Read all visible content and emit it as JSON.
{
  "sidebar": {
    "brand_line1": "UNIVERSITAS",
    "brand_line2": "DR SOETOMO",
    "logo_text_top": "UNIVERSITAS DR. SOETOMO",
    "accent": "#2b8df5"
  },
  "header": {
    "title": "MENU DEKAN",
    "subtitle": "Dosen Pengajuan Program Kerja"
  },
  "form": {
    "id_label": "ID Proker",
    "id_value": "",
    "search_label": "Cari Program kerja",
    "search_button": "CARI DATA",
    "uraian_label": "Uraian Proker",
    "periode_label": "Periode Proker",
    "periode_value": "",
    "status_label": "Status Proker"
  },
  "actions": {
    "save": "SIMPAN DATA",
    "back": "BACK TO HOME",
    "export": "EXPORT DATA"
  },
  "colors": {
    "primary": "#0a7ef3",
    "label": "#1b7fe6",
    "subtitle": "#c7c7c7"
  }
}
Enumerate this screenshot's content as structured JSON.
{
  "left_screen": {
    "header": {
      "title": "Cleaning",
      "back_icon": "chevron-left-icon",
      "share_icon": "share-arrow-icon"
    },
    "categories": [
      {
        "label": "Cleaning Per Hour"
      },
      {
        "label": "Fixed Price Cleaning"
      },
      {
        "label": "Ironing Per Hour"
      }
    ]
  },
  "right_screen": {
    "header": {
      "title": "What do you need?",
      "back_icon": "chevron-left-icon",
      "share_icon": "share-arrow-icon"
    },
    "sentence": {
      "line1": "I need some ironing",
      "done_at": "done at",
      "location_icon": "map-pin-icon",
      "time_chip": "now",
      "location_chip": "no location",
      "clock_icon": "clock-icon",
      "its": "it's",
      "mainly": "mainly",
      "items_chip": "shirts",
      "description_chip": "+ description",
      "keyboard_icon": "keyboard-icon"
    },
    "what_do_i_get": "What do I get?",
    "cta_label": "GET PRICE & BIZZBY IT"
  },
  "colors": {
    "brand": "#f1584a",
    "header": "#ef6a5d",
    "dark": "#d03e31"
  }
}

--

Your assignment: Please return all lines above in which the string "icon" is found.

Answer box:
      "back_icon": "chevron-left-icon",
      "share_icon": "share-arrow-icon"
      "back_icon": "chevron-left-icon",
      "share_icon": "share-arrow-icon"
      "location_icon": "map-pin-icon",
      "clock_icon": "clock-icon",
      "keyboard_icon": "keyboard-icon"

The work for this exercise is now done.